▽

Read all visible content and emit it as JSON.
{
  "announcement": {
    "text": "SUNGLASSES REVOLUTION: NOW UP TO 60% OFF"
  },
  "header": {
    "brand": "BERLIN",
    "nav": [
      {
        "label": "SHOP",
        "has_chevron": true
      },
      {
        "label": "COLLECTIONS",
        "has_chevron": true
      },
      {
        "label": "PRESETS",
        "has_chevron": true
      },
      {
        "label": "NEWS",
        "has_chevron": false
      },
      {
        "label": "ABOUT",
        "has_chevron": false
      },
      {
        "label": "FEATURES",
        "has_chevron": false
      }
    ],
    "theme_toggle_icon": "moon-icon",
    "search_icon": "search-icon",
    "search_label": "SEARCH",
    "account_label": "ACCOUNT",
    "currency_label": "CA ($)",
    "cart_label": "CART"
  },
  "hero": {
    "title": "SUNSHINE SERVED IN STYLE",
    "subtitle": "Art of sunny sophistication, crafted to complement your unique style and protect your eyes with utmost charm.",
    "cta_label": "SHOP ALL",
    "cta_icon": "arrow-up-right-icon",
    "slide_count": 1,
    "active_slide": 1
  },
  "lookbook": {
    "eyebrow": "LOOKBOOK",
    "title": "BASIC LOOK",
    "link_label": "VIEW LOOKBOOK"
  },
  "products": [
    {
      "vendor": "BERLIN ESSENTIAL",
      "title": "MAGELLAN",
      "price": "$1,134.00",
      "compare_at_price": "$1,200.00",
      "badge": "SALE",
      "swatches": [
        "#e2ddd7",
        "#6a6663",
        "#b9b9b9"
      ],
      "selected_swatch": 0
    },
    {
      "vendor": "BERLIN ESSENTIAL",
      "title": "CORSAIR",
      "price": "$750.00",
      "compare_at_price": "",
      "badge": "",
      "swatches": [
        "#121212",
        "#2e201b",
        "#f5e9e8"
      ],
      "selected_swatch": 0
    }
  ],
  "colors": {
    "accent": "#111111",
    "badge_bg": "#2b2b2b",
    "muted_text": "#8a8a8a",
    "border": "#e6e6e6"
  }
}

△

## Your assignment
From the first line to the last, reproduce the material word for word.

## Written answer
Read all visible content and emit it as JSON.
{
  "announcement": {
    "text": "SUNGLASSES REVOLUTION: NOW UP TO 60% OFF"
  },
  "header": {
    "brand": "BERLIN",
    "nav": [
      {
        "label": "SHOP",
        "has_chevron": true
      },
      {
        "label": "COLLECTIONS",
        "has_chevron": true
      },
      {
        "label": "PRESETS",
        "has_chevron": true
      },
      {
        "label": "NEWS",
        "has_chevron": false
      },
      {
        "label": "ABOUT",
        "has_chevron": false
      },
      {
        "label": "FEATURES",
        "has_chevron": false
      }
    ],
    "theme_toggle_icon": "moon-icon",
    "search_icon": "search-icon",
    "search_label": "SEARCH",
    "account_label": "ACCOUNT",
    "currency_label": "CA ($)",
    "cart_label": "CART"
  },
  "hero": {
    "title": "SUNSHINE SERVED IN STYLE",
    "subtitle": "Art of sunny sophistication, crafted to complement your unique style and protect your eyes with utmost charm.",
    "cta_label": "SHOP ALL",
    "cta_icon": "arrow-up-right-icon",
    "slide_count": 1,
    "active_slide": 1
  },
  "lookbook": {
    "eyebrow": "LOOKBOOK",
    "title": "BASIC LOOK",
    "link_label": "VIEW LOOKBOOK"
  },
  "products": [
    {
      "vendor": "BERLIN ESSENTIAL",
      "title": "MAGELLAN",
      "price": "$1,134.00",
      "compare_at_price": "$1,200.00",
      "badge": "SALE",
      "swatches": [
        "#e2ddd7",
        "#6a6663",
        "#b9b9b9"
      ],
      "selected_swatch": 0
    },
    {
      "vendor": "BERLIN ESSENTIAL",
      "title": "CORSAIR",
      "price": "$750.00",
      "compare_at_price": "",
      "badge": "",
      "swatches": [
        "#121212",
        "#2e201b",
        "#f5e9e8"
      ],
      "selected_swatch": 0
    }
  ],
  "colors": {
    "accent": "#111111",
    "badge_bg": "#2b2b2b",
    "muted_text": "#8a8a8a",
    "border": "#e6e6e6"
  }
}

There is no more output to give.